LSU gives Louisiana high school students second chance at success
Graduating from high school is one of the first major milestones in a young person’s life. Each year LSU helps approximately 1,500 students from 450 Louisiana high schools graduate on time.
“We [LSU] can claim to have the largest high school graduating class in Louisiana,” said Ronald McCrory, director of the LSU Independent Study Program, which operates through the Division of Continuing Education. The program allows students to obtain high school credit by taking correspondence courses through the university.
McCrory said the high school program originally was begun to help U.S. soldiers who had to leave high school to fight in World War II. They were able to continue their education by taking high school courses and mailing course work to the university from Europe, he said.
Today, the correspondence program serves students for a variety of reasons, McCrory said. For example, a student may have an academic deficiency that causes him or her to fail a particular subject, in which case LSU offers that student a second chance to take the class again for credit. McCrory said the program also benefits students who cannot attend school for an extended period of time because of an illness, handicap or injury.
LSU offers students in grades 9 through 12 a chance to take courses in more than 15 different high school subjects including art, computer literacy, English, French, Spanish, mathematics, science and social studies. All courses are fully approved by the Louisiana State Department of Education, and the independent study program is accredited by the Southern Association of Colleges and Schools, McCrory said.
So how exactly does it work? Once a student is referred to LSU by his or her guidance counselor, the student can begin the formal enrollment process. First, all enrollments must be authorized by the school principal or guidance counselor. An application form must then be completed and mailed to the independent study office, along with a fee of $70 per course. Once enrolled, students receive a packet, which includes a study guide that directs students through course material and explains what assignments need to be sent to an instructor.
The program is designed so that students can work at their own pace, McCrory said. A student can take up to nine months to complete a course, though most students typically complete a course within a couple of months. A three-month extension also may be requested if a student anticipates that he or she will not be able to complete course work within the nine-month time frame. Graduating seniors who need extra credits to graduate must enroll in correspondence courses at least two months prior to their high school’s deadline for completion of the course.
Students are responsible for submitting all required lessons before taking examinations, which must be taken at least three weeks prior to the high school’s deadline in to guarantee that grades can be processed and reported in a timely fashion.
McCrory said he strongly recommends that students take examinations only after completing all appropriate course material and only when they feel thoroughly prepared.

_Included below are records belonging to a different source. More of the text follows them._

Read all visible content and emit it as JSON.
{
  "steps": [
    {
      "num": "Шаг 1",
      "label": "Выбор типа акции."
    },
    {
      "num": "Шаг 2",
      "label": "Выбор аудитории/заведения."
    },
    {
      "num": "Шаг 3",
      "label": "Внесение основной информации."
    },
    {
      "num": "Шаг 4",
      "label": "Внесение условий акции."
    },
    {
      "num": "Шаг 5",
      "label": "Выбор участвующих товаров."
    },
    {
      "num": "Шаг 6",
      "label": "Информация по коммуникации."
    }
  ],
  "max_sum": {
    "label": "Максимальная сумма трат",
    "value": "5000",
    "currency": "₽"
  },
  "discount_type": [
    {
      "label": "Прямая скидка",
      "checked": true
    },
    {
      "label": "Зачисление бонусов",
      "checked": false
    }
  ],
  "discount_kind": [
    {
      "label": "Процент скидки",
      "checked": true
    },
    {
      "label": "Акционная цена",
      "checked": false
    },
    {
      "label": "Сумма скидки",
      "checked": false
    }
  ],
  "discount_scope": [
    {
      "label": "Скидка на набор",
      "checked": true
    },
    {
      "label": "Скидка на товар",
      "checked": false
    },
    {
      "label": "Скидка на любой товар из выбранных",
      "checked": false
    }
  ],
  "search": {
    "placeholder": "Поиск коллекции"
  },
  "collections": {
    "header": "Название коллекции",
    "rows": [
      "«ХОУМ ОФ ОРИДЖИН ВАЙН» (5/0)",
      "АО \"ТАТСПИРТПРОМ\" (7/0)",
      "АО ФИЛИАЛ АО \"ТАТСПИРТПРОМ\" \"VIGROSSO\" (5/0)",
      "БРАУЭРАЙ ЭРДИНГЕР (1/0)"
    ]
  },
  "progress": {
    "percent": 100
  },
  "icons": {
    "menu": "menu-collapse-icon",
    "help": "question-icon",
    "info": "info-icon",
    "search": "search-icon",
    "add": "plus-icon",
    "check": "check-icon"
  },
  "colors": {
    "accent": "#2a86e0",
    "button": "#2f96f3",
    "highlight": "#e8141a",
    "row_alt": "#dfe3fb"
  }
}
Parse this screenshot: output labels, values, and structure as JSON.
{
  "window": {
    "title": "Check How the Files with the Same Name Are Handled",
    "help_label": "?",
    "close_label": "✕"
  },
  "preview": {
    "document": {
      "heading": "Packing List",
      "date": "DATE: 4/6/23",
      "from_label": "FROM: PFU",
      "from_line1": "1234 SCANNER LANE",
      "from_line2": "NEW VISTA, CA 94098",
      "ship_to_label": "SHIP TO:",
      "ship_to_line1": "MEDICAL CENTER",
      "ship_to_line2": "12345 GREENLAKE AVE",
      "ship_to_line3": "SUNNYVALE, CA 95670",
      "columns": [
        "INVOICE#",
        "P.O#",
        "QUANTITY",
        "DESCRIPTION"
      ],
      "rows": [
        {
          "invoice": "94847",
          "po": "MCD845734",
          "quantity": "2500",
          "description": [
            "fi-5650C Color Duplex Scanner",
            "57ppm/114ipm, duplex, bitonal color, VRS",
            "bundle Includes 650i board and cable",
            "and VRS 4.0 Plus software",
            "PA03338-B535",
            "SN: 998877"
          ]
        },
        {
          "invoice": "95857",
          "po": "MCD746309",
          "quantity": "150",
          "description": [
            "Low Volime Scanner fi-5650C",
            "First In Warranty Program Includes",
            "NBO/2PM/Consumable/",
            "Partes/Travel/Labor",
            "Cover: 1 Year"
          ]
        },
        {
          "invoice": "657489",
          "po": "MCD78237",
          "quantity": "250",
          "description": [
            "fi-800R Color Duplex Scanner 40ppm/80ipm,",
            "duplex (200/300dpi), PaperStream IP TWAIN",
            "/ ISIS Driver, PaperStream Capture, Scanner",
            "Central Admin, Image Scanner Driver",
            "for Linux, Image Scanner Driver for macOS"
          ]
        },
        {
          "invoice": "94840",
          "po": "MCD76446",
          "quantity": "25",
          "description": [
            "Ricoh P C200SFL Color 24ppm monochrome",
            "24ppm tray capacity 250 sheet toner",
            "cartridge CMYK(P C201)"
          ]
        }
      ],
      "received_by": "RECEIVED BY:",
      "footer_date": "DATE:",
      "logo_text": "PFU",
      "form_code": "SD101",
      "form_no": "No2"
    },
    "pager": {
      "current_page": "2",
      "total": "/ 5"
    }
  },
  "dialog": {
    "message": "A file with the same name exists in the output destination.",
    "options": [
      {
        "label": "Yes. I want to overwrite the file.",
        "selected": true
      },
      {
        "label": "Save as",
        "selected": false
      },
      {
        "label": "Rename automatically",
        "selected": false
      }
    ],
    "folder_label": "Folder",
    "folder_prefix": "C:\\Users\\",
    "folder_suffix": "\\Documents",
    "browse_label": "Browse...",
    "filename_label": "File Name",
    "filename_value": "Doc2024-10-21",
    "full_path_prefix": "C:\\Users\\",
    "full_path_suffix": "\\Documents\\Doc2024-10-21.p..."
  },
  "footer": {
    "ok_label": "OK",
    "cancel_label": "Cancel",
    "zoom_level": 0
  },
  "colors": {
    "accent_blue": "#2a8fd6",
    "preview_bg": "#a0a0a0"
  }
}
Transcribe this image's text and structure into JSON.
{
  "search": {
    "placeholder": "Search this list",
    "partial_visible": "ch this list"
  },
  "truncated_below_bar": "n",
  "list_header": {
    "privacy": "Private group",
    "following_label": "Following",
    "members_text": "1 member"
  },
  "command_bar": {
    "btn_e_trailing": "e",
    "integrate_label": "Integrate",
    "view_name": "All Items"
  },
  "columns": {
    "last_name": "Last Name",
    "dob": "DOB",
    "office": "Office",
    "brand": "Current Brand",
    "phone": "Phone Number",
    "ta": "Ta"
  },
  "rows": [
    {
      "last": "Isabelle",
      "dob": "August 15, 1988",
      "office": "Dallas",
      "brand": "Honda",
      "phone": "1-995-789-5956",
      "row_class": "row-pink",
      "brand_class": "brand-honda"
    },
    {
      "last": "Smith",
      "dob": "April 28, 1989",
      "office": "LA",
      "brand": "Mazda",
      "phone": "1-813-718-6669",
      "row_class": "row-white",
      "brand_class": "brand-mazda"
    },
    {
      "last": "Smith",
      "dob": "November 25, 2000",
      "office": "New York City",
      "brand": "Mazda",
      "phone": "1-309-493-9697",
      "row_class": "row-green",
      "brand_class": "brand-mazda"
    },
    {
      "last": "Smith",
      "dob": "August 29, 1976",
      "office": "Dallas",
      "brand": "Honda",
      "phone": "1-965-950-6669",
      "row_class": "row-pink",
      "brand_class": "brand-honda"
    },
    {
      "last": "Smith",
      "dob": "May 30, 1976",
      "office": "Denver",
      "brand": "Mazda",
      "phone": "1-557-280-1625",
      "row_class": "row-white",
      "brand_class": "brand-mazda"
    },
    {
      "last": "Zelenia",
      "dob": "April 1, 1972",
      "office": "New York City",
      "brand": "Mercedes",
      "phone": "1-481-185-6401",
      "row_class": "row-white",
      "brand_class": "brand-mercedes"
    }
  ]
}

A final exam will not be administered or mailed until all required lessons have been submitted and accepted. In most cases, final grades are reported within 21 days of course completion, he said.
The awarding of credit for completed course work is based on the Carnegie system, which awards one-half unit of credit for a semester’s worth of work. McCrory said this is typically accomplished by completing one semester in a classroom and the other through correspondence or by taking both semesters by correspondence. Ultimately, a student’s principal must grant earned credit and certify the credit to the Louisiana Department of Education for application toward the student’s graduation requirements.
To make the enrollment and course-participation process more convenient and accessible to students, the independent study office offers most of its services via the Internet. By logging onto StudyNet, www.is.lsu.edu, students with access to a computer can submit and check lessons and exam grades and link to academic support sites, without even traveling a mile away from home.
McCrory said even though the study program provides an exceptional opportunity for students to earn credit, it is not intended to replace attending high school. It is designed to be used by certain students as a way of supplementing the traditional high school curriculum, he said.
For more information or to obtain an application form, contact the Office of Independent Study at 800/234-5047 or 225/578-3199.
LSU News Service